__WORK REQUEST__. Show each line of the records below where the word "content" occurs.

(Interface dataset entries)
———
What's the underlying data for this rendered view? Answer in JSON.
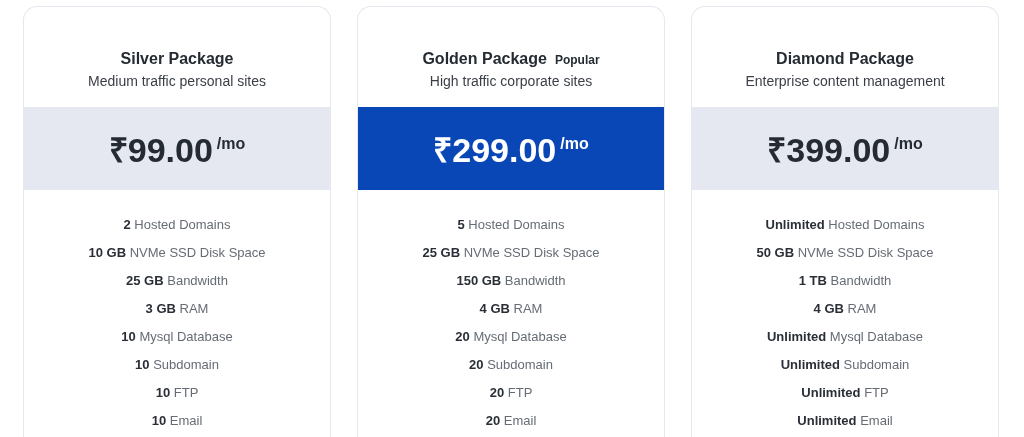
{
  "plans": [
    {
      "name": "Silver Package",
      "featured": false,
      "subtitle": "Medium traffic personal sites",
      "price": "₹99.00",
      "period": "/mo",
      "features": [
        "**2** Hosted Domains",
        "**10 GB** NVMe SSD Disk Space",
        "**25 GB** Bandwidth",
        "**3 GB** RAM",
        "**10** Mysql Database",
        "**10** Subdomain",
        "**10** FTP",
        "**10** Email"
      ]
    },
    {
      "name": "Golden Package",
      "badge": "Popular",
      "featured": true,
      "subtitle": "High traffic corporate sites",
      "price": "₹299.00",
      "period": "/mo",
      "features": [
        "**5** Hosted Domains",
        "**25 GB** NVMe SSD Disk Space",
        "**150 GB** Bandwidth",
        "**4 GB** RAM",
        "**20** Mysql Database",
        "**20** Subdomain",
        "**20** FTP",
        "**20** Email"
      ]
    },
    {
      "name": "Diamond Package",
      "featured": false,
      "subtitle": "Enterprise content management",
      "price": "₹399.00",
      "period": "/mo",
      "features": [
        "**Unlimited** Hosted Domains",
        "**50 GB** NVMe SSD Disk Space",
        "**1 TB** Bandwidth",
        "**4 GB** RAM",
        "**Unlimited** Mysql Database",
        "**Unlimited** Subdomain",
        "**Unlimited** FTP",
        "**Unlimited** Email"
      ]
    }
  ]
}
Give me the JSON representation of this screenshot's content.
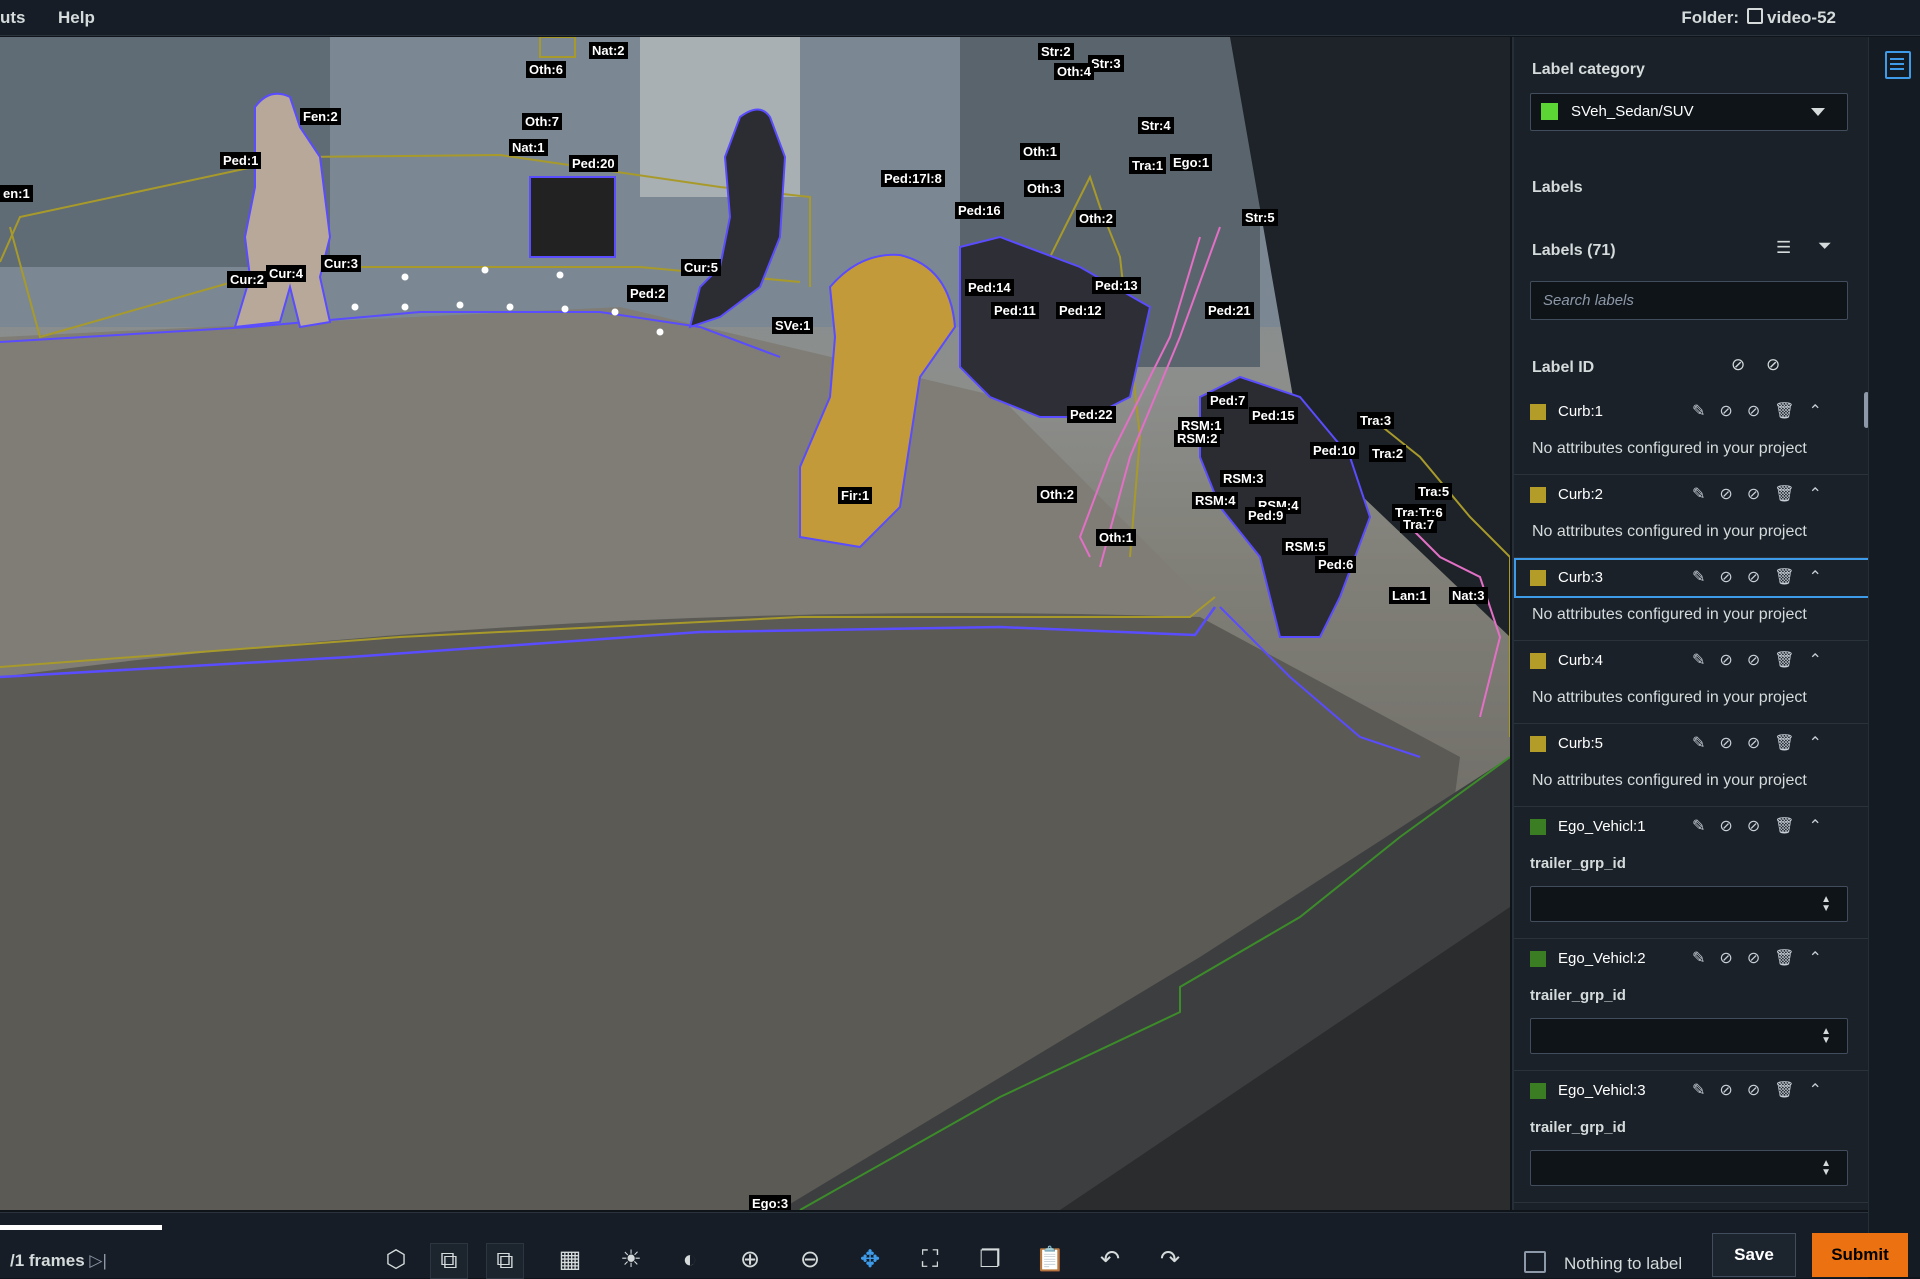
{
  "topbar": {
    "menus": [
      "uts",
      "Help"
    ],
    "folder_label": "Folder:",
    "folder_name": "video-52"
  },
  "canvas": {
    "labels": [
      "en:1",
      "Fen:2",
      "Ped:1",
      "Cur:2",
      "Cur:4",
      "Cur:3",
      "Oth:6",
      "Nat:2",
      "Oth:7",
      "Nat:1",
      "Ped:20",
      "Ped:2",
      "Cur:5",
      "SVe:1",
      "Ped:17l:8",
      "Ped:16",
      "Str:2",
      "Str:3",
      "Oth:4",
      "Str:4",
      "Oth:1",
      "Tra:1",
      "Ego:1",
      "Oth:3",
      "Oth:2",
      "Str:5",
      "Ped:14",
      "Ped:11",
      "Ped:12",
      "Ped:13",
      "Ped:21",
      "Ped:22",
      "Ped:7",
      "RSM:1",
      "RSM:2",
      "Ped:15",
      "Tra:3",
      "Ped:10",
      "Tra:2",
      "RSM:3",
      "RSM:4",
      "RSM:4",
      "Ped:9",
      "Oth:2",
      "Fir:1",
      "Oth:1",
      "RSM:5",
      "Tra:5",
      "Tra:Tr:6",
      "Tra:7",
      "Ped:6",
      "Lan:1",
      "Nat:3",
      "Ego:3"
    ]
  },
  "panel": {
    "category_heading": "Label category",
    "category_value": "SVeh_Sedan/SUV",
    "category_color": "#5cd635",
    "labels_heading": "Labels",
    "labels_count": "Labels (71)",
    "search_placeholder": "Search labels",
    "label_id_heading": "Label ID",
    "no_attr_text": "No attributes configured in your project",
    "attr_field": "trailer_grp_id",
    "rows": [
      {
        "name": "Curb:1",
        "color": "#b39d28"
      },
      {
        "name": "Curb:2",
        "color": "#b39d28"
      },
      {
        "name": "Curb:3",
        "color": "#b39d28"
      },
      {
        "name": "Curb:4",
        "color": "#b39d28"
      },
      {
        "name": "Curb:5",
        "color": "#b39d28"
      },
      {
        "name": "Ego_Vehicl:1",
        "color": "#3a7d22"
      },
      {
        "name": "Ego_Vehicl:2",
        "color": "#3a7d22"
      },
      {
        "name": "Ego_Vehicl:3",
        "color": "#3a7d22"
      }
    ]
  },
  "bottombar": {
    "frames": "/1 frames",
    "nothing_label": "Nothing to label",
    "save": "Save",
    "submit": "Submit"
  },
  "colors": {
    "accent": "#3d9be9",
    "submit": "#ec7211",
    "curb_outline": "#a89a2a",
    "person_outline": "#5a4cff",
    "ego_outline": "#3c8c2a",
    "traffic_outline": "#e36fc6"
  }
}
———
__EXERCISE OUTPUT__.
      "subtitle": "Enterprise content management",
Give me the JSON representation of this screenshot's content.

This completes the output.